Geeta Dutt singing a song composed by S.D. Burman, with lyrics by Kaifi Azmi, picturised on Waheeda Rehman, directed by Guru Dutt. It looks like a deceptively simple scene. A man and a woman stand facing each other in a film studio. Sometimes they face each other, sometimes they move away as though they can't bear to look upon the other anymore. Between them is empty space while around them, in the penumbra, are carts, chairs and other remnants of past performances that stand as symbols of the film industry that brought these two people together and also reflect the emotional landscape of an estranged couple. She invariably finds the light, an opalescent beauty crowded by shadows. He slips deeper and deeper into darkness. Crystalline slants of light slice the dense, black reality apart to create spaces for memories and dreams. All the while, Geeta Dutt's silvery voice, with its sad sensuality, sings of time, love, longing and despair. There is not a detail in this iconic song from Kaagaz Ke Phool that isn't heartbreakingly perfect.
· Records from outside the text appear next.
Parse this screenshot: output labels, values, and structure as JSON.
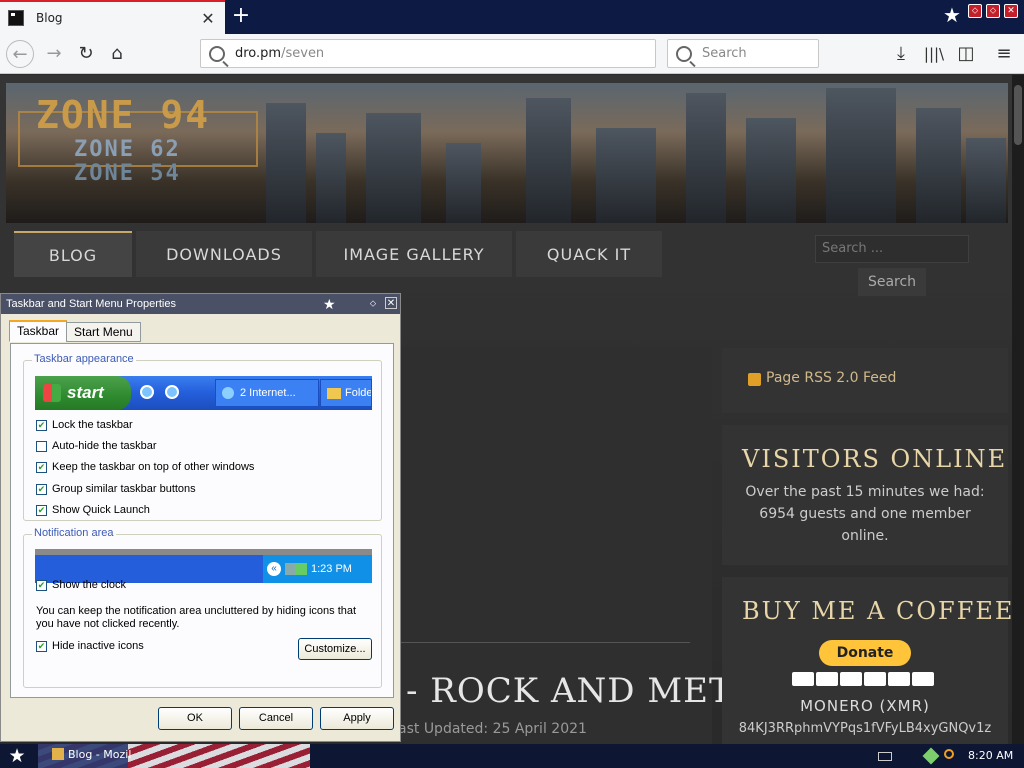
{
  "browser": {
    "tab_title": "Blog",
    "tab_close": "✕",
    "new_tab": "+",
    "url_domain": "dro.pm",
    "url_path": "/seven",
    "search_placeholder": "Search"
  },
  "site": {
    "logo_main": "ZONE 94",
    "logo_sub1": "ZONE 62",
    "logo_sub2": "ZONE 54",
    "nav": [
      "BLOG",
      "DOWNLOADS",
      "IMAGE GALLERY",
      "QUACK IT"
    ],
    "search_placeholder": "Search ...",
    "search_button": "Search",
    "post_title": "- ROCK AND METAL",
    "post_updated": "ast Updated: 25 April 2021",
    "rss_link": "Page RSS 2.0 Feed",
    "visitors_heading": "VISITORS ONLINE",
    "visitors_text": "Over the past 15 minutes we had: 6954 guests and one member online.",
    "coffee_heading": "BUY ME A COFFEE",
    "donate_label": "Donate",
    "monero_label": "MONERO (XMR)",
    "monero_address": "84KJ3RRphmVYPqs1fVFyLB4xyGNQv1z"
  },
  "dialog": {
    "title": "Taskbar and Start Menu Properties",
    "tabs": [
      "Taskbar",
      "Start Menu"
    ],
    "group_appearance": "Taskbar appearance",
    "preview_start": "start",
    "preview_task1": "2 Internet...",
    "preview_task2": "Folde",
    "options": [
      {
        "label": "Lock the taskbar",
        "checked": true
      },
      {
        "label": "Auto-hide the taskbar",
        "checked": false
      },
      {
        "label": "Keep the taskbar on top of other windows",
        "checked": true
      },
      {
        "label": "Group similar taskbar buttons",
        "checked": true
      },
      {
        "label": "Show Quick Launch",
        "checked": true
      }
    ],
    "group_notify": "Notification area",
    "preview_clock": "1:23 PM",
    "show_clock": {
      "label": "Show the clock",
      "checked": true
    },
    "notify_desc": "You can keep the notification area uncluttered by hiding icons that you have not clicked recently.",
    "hide_inactive": {
      "label": "Hide inactive icons",
      "checked": true
    },
    "customize_button": "Customize...",
    "ok_button": "OK",
    "cancel_button": "Cancel",
    "apply_button": "Apply"
  },
  "os_taskbar": {
    "task_label": "Blog - Mozil",
    "clock": "8:20 AM"
  },
  "colors": {
    "accent": "#c9a96a",
    "xp_blue": "#245edb",
    "xp_green": "#2f8a2f"
  }
}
Though the film was directed by Abrar Alvi, the songs of Sahib Bibi Aur Ghulam were helmed by Guru Dutt, a tussle of control whose stories are as famous as the film. In 'Bhawra Bada Nadan' — composed by Hemant Kumar to Shakeel Badayuni's lyrics and Asha Bhonsle's playful, almost child–like chirpy voice — listen to how she says 'naadaan', as though invoking all the innocence of the word in the way she stretches the second 'a' syllable — Waheeda Rehman vents poetically about how this man, like a bee, who flits around, would not look at her, the flower, even once. The man (Guru Dutt) is overhearing this, aghast at being called a bee full of the naïveté of a man who has never loved before. The whole song is light on its feet, with none of the self–doubt or pathos that comes with affection. (The song, initially directed by Abrar Alvi was re–shot by Guru Dutt because it was lacking the humour the song needed.) It's an entirely innocent conception of love, a playful plea to be seen by the beloved, performed with wide–eyed radiance and sweetness. Who loves like this anymore?
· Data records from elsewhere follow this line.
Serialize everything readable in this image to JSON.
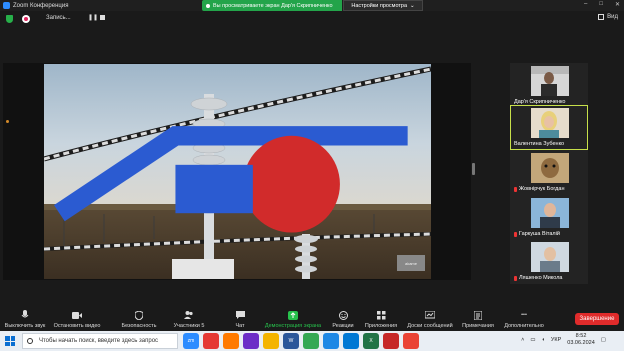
{
  "window": {
    "title": "Zoom Конференция"
  },
  "recording": {
    "label": "Запись..."
  },
  "share_banner": {
    "text": "Вы просматриваете экран Дар'я Скрипниченко"
  },
  "view_options": {
    "label": "Настройки просмотра"
  },
  "view_button": {
    "label": "Вид"
  },
  "shared_screen": {
    "watermark_text": "akame"
  },
  "participants": [
    {
      "name": "Дар'я Скрипниченко",
      "muted": false,
      "active": false
    },
    {
      "name": "Валентина Зубенко",
      "muted": false,
      "active": true
    },
    {
      "name": "Жовнірчук Богдан",
      "muted": true,
      "active": false
    },
    {
      "name": "Гаркуша Віталій",
      "muted": true,
      "active": false
    },
    {
      "name": "Ляшенко Микола",
      "muted": true,
      "active": false
    }
  ],
  "toolbar": {
    "mute": "Выключить звук",
    "video": "Остановить видео",
    "security": "Безопасность",
    "participants": "Участники",
    "participants_count": "5",
    "chat": "Чат",
    "share": "Демонстрация экрана",
    "reactions": "Реакции",
    "apps": "Приложения",
    "whiteboard": "Доски сообщений",
    "notes": "Примечания",
    "more": "Дополнительно",
    "end": "Завершение"
  },
  "taskbar": {
    "search_placeholder": "Чтобы начать поиск, введите здесь запрос",
    "language": "УКР",
    "time": "8:52",
    "date": "03.06.2024"
  },
  "colors": {
    "accent_green": "#23a44a",
    "end_red": "#e02b2b",
    "zoom_blue": "#2d8cff",
    "active_speaker": "#c7e04a"
  }
}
To see a woman think, write, and frame the man from her perspective is something even movies today have a difficult time doing. In a white sari, a little naughty, a little tired of being jilted, a little in love, Rehman's character is constantly being touched and played with by VK Murthy's swooping camera that keeps inching closer. The wind — that element that every love story makes ample use of — is employed here too, but in a context very different. To shuffle the pages she is writing in, and to allow Guru Dutt's character, who is entirely suspicious, one moment of softening.
Pyaasa appears twice in this list because, well, it's Pyaasa. Instead of "Yeh duniya agar mil bhi jaaye" or "Jaane woh kaise" – masterful in their choreography, heightened pathos, performance – here's a less talked about song from the movie. Dutt lies on a bed of grass in a city park and inspired, hums a melody. It's the opening scene. A probably afternoon ennui has been awakened by sights and sounds of nature. Dutt's face is so full of feeling, in tune with Rafi's voice, the utterance of each Sahir Ludhianvi word precise: 'Yeh hanste hue phool, Yeh mehka hua gulshan'. His admiration and gaze then shifts to a bee — a 'bhanwra' ('Yeh phoolon ka ras peeke, machalte hue bhanwre'). Like Dutt himself in that scene, a poet drunk on nature, the bee is heavy with nectar. But a man steps on it. Dutt's face turns sad. He has seen beauty, and then he has seen its destruction. The song foreshadows the events of Pyaasa, which is about the soul of an artist crushed by society.
Anupama Chopra, Rhea Candy, Deepanjana Pal, Prathyush Parasuraman and Sankhayan Ghosh contributed to this list